After visiting 1805 through the Lewis & Clark section of our trip, we turned the dial of the time machine to 2064: the 100th anniversary of the Wilderness Act. What will wilderness mean to us in 50 years? Will it even still exist? Will it be even more a part of our lives and the way we understand beauty and our place in the natural world? Or, will it be something we only read about in dusty History books? We contemplated these questions through an on-water discussion complete with “time traveler tickets” laying out possible scenarios for the wilderness of the future and we did it with our canoes rafted up and floating on blue water beneath blue sky, letting students not only think, debate, and listen, but to feel the wilderness all around them.

It is one thing to read a textbook in a classroom beneath the buzz of artificial light and sitting in desks. It is another to contemplate the meaning of a wild place while in a wild place. We topped the day off by gathering on the shores of the final lake and reading as a group an essay called “Stone Creek Woman” by contemporary American writer Terry Tempest Williams as students pondered the role their own voices, experiences, and imaginations might play in the preservation of wilderness for future generations. And, we ate homemade chocolate chip scones.

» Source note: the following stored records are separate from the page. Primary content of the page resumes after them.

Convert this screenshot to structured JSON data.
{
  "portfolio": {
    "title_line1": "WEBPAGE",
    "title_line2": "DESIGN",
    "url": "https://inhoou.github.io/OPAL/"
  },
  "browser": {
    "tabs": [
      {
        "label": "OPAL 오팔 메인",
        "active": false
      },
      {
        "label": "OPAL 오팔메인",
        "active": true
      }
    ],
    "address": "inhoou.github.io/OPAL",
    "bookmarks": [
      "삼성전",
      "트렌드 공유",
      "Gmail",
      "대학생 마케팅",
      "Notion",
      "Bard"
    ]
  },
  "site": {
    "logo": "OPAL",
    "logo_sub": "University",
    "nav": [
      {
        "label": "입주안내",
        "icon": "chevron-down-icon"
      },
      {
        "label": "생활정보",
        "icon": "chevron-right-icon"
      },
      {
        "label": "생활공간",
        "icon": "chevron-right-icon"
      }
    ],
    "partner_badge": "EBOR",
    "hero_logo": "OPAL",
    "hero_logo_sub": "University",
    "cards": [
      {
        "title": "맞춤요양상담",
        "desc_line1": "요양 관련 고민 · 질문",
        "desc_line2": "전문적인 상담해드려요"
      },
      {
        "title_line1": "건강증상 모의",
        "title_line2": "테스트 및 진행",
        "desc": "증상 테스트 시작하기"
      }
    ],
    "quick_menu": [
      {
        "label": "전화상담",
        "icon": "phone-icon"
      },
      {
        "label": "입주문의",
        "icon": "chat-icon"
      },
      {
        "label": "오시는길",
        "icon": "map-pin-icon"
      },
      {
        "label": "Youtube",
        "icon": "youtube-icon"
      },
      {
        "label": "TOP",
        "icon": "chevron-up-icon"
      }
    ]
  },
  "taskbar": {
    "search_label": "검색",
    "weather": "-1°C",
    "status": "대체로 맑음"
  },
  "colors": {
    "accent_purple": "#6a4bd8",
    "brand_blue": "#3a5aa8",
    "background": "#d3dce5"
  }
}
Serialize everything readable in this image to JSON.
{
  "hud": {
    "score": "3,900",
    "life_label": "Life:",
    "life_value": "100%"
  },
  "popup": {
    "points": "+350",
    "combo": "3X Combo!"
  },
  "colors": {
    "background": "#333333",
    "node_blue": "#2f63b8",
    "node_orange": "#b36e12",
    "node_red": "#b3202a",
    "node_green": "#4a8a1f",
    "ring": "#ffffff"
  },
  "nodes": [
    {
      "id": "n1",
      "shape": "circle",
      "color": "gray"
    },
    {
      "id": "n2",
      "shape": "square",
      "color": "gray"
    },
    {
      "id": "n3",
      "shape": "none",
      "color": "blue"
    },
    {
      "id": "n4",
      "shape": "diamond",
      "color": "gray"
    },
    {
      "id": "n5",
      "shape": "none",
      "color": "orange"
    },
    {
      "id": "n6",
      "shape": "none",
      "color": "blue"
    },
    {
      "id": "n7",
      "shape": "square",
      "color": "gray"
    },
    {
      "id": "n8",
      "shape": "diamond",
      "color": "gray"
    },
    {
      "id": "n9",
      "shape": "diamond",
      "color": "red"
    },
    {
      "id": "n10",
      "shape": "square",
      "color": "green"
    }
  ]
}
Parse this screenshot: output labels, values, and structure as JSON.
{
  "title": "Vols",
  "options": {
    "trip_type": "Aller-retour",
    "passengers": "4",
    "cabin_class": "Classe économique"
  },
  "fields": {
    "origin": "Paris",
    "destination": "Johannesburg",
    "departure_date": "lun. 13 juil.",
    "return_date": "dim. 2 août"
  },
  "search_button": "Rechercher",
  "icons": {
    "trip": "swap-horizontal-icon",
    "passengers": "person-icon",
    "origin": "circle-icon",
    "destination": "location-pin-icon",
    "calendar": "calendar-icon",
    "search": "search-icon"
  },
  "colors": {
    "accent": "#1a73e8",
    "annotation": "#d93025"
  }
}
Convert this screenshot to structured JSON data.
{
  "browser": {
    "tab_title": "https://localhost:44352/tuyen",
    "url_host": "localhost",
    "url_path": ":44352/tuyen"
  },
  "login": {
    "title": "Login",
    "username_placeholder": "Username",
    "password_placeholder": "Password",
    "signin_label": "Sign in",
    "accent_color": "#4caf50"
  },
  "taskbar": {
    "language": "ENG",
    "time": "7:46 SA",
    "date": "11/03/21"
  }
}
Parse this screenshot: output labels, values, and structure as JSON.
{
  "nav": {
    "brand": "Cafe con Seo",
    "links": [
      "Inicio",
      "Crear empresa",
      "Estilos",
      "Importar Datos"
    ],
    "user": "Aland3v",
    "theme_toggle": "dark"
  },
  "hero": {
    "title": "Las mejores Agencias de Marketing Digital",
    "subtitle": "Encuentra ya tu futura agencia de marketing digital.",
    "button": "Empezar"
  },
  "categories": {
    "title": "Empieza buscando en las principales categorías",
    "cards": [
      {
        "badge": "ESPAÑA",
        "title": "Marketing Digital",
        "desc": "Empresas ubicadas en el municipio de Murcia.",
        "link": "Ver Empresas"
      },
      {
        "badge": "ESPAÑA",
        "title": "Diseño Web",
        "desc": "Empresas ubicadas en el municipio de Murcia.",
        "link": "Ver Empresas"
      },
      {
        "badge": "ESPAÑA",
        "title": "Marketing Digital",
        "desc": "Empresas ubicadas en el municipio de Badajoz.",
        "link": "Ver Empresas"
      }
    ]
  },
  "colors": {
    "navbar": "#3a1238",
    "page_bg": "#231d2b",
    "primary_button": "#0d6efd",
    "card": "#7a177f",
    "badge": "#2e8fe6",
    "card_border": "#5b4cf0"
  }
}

It is a day when history and literature come alive for the students of Conserve, when education isn't just a chore but an adventure, exactly the way it should be.

Students canoeing
Students canoeing
staff and student canoeing
Students canoeing and smiling
Students holding their paddles triumphantly above their heads
Student and teacher canoeing with a duffer
two students canoeing

Photos contributed by Jeff Rennicke